SEN. PATRICK LEAHY: Oh, baloney. These so-called activist judges get held up forever and ever. And then when they come to the floor, they get 100 Senators vote for them. To look at one decision somewhere and say, oh, somebody is an activist is like saying that Warren Hatch is a liberal because he joins periodically with Ted Kennedy on legislation. It doesn't make Ted Kennedy a conservative; it doesn't make Orrin Hatch a liberal.
SEN. ORRIN HATCH: Well, that's what some of the conservatives think anyway. That's how they get upset at me. Let me just say this. Pat makes a good point.

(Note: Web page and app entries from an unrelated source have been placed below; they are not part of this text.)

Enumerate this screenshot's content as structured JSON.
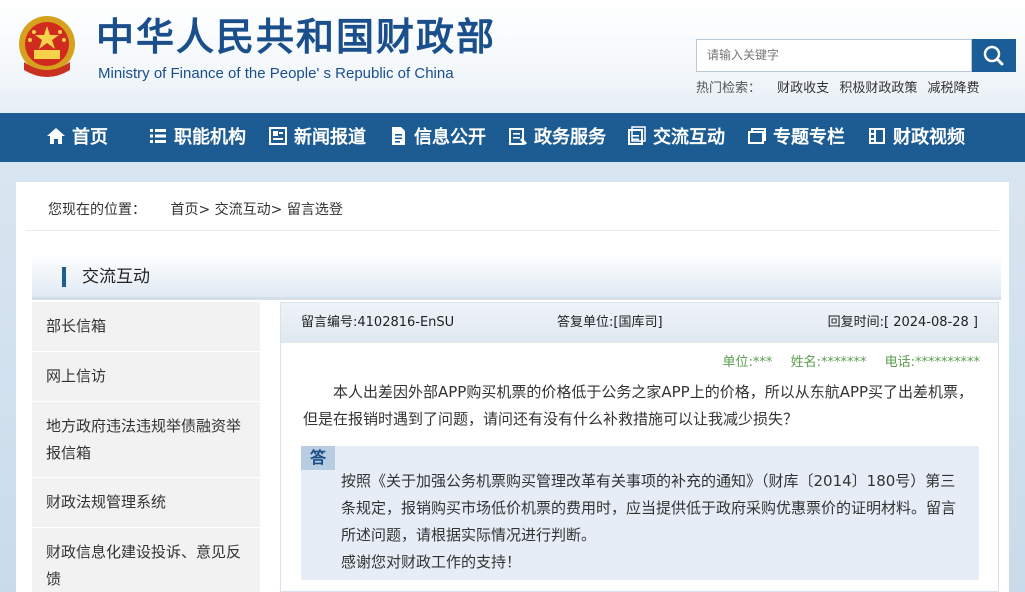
{
  "header": {
    "title_cn": "中华人民共和国财政部",
    "title_en": "Ministry of Finance of the People' s Republic of China",
    "search": {
      "placeholder": "请输入关键字"
    },
    "hot_label": "热门检索：",
    "hot_items": [
      "财政收支",
      "积极财政政策",
      "减税降费"
    ]
  },
  "nav": [
    {
      "label": "首页",
      "icon": "home-icon"
    },
    {
      "label": "职能机构",
      "icon": "list-icon"
    },
    {
      "label": "新闻报道",
      "icon": "news-icon"
    },
    {
      "label": "信息公开",
      "icon": "document-icon"
    },
    {
      "label": "政务服务",
      "icon": "service-icon"
    },
    {
      "label": "交流互动",
      "icon": "chat-icon"
    },
    {
      "label": "专题专栏",
      "icon": "folder-icon"
    },
    {
      "label": "财政视频",
      "icon": "video-icon"
    }
  ],
  "breadcrumb": {
    "label": "您现在的位置：",
    "items": [
      "首页>",
      "交流互动>",
      "留言选登"
    ]
  },
  "section": {
    "title": "交流互动"
  },
  "sidebar": {
    "items": [
      "部长信箱",
      "网上信访",
      "地方政府违法违规举债融资举报信箱",
      "财政法规管理系统",
      "财政信息化建设投诉、意见反馈"
    ]
  },
  "message": {
    "id": "留言编号:4102816-EnSU",
    "dept": "答复单位:[国库司]",
    "reply_time": "回复时间:[ 2024-08-28 ]",
    "meta": {
      "unit": "单位:***",
      "name": "姓名:*******",
      "phone": "电话:**********"
    },
    "body": "本人出差因外部APP购买机票的价格低于公务之家APP上的价格，所以从东航APP买了出差机票，但是在报销时遇到了问题，请问还有没有什么补救措施可以让我减少损失？",
    "answer_tag": "答",
    "answer": "按照《关于加强公务机票购买管理改革有关事项的补充的通知》（财库〔2014〕180号）第三条规定，报销购买市场低价机票的费用时，应当提供低于政府采购优惠票价的证明材料。留言所述问题，请根据实际情况进行判断。",
    "thanks": "感谢您对财政工作的支持！"
  },
  "colors": {
    "brand": "#1d5c93",
    "title": "#1a4f8c",
    "meta_green": "#5a9e4d"
  }
}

There's no excuse for some of the fund-raising letters. They haven't been sent out, as far as I know, by Republican candidates.
But there was a group on the outside that was sending out fund-raising letters that I felt were reprehensible. And one of them actually had false facts in the letter. And that shouldn't be done. And I agree with Pat on that. And we should not politicize a judiciary. But, like I say, where was the screaming when there were 148 vacancies during the Bush administration, 120 vacancies during the Bush administration? Here we have 82, and a lot of the nominees that we have came in the last few weeks of this last session, so--this isn't a numbers game. We have to be able to look at these people fairly--
SEN. PATRICK LEAHY: The fact of the matter is moved them a lot faster.
PHIL PONCE: Sen. Leahy.
SEN. PATRICK LEAHY: The Democrats confirmed judges for President Bush one heck of a lot of faster than the Republicans--
SEN. ORRIN HATCH: I can give you five years where you confirmed less than 36, which is what we confirmed last year. I can give you five years in the last ten years. PHIL PONCE: Senator, what impact do you think the chief justice's remarks are going to have, Sen. Leahy? Will this light a fire under the Senate?
SEN. PATRICK LEAHY: I sincerely hope it will because we should--the one area we should not be partisan is in federal judges. And it hurts--damages the court and damages the integrity of the court, and it damages the confidence people have in the courts if we allow it to become partisan. This is something Republicans and Democrats ought to sit down and say, we'll be partisan and other things, but not in judges.
PHIL PONCE: Sen. Hatch, what impact do you think it will have?
SEN. ORRIN HATCH: I think if Pat were the sole say in the Democratic side, that would be all right. But just go back and look at the Rehnquist nomination, the Bork nomination, the Thomas nomination, the Souter nomination. Those are Supreme Court nominations. You should have seen what they did to district and circuit court nominees. So to come in here and say the Republicans are playing politics, after what we went through for all those years I think sounds just a little bit like sour grapes because I got to tell you, there are those who want to play politics with judges on both sides, but I never saw anything like I saw during those years of Reagan and Bush.
PHIL PONCE: And, Senators, I'm afraid we'll have to leave it there. Thank you both very much for joining us.
SEN. ORRIN HATCH: Nice to be with you.